» **Description of the task**
Count the lines in the data below that have "icon" in them, and reply with only that number.

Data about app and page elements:

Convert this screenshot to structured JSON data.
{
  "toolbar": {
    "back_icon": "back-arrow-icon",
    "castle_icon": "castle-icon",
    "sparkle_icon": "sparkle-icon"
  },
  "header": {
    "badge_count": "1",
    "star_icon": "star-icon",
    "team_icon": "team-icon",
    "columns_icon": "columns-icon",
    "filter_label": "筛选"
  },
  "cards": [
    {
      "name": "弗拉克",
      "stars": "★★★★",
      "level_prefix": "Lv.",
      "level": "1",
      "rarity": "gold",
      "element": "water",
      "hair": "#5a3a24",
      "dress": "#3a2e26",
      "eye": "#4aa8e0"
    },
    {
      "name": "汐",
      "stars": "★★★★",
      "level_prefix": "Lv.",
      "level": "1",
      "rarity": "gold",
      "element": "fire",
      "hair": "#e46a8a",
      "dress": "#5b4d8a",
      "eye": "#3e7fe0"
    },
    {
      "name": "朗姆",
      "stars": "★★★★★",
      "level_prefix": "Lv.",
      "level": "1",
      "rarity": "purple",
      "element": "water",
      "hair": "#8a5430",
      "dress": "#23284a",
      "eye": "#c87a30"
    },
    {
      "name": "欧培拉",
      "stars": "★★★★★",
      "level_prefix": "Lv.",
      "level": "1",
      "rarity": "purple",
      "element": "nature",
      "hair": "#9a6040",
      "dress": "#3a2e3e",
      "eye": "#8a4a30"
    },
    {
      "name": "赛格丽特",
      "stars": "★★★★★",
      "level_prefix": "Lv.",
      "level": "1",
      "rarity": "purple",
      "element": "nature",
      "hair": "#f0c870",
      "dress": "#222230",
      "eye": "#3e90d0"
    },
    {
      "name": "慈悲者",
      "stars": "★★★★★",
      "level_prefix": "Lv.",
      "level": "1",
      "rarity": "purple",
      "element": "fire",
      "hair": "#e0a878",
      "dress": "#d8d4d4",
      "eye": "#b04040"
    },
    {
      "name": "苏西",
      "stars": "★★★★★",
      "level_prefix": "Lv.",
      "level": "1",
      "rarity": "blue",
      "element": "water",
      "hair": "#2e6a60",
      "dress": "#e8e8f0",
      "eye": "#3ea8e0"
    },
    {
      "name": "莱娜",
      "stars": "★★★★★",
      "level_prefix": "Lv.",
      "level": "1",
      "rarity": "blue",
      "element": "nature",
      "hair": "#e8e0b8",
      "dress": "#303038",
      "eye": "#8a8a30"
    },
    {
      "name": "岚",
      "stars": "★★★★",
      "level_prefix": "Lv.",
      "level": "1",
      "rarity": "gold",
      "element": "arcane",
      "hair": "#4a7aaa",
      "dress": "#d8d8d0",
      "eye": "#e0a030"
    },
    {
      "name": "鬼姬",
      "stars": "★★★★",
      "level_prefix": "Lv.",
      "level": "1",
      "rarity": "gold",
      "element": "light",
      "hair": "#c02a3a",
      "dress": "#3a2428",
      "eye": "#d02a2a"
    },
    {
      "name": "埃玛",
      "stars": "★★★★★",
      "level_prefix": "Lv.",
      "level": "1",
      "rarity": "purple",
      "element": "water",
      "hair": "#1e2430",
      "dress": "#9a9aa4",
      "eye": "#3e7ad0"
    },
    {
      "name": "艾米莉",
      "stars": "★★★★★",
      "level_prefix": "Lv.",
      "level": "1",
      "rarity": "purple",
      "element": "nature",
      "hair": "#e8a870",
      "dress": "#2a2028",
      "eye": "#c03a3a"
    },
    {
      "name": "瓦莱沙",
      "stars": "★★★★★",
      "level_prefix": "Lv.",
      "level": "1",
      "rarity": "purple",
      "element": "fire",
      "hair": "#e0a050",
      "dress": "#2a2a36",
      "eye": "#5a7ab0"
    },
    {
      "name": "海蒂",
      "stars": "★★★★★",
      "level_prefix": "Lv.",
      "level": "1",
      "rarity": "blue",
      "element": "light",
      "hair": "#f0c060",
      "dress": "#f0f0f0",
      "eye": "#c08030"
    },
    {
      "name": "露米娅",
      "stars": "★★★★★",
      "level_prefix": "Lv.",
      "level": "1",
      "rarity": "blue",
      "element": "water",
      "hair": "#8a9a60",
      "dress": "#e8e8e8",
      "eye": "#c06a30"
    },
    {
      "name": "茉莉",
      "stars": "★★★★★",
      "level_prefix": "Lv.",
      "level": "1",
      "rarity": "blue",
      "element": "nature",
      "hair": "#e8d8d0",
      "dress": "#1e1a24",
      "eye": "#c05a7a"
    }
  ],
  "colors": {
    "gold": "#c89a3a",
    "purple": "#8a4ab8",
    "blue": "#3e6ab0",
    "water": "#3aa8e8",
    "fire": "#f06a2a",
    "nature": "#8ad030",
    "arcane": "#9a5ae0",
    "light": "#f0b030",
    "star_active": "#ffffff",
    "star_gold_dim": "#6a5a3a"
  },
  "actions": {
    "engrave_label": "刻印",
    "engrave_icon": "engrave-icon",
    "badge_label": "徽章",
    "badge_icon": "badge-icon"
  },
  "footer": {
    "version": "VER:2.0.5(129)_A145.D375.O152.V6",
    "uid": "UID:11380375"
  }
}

» **Answer to the problem**
8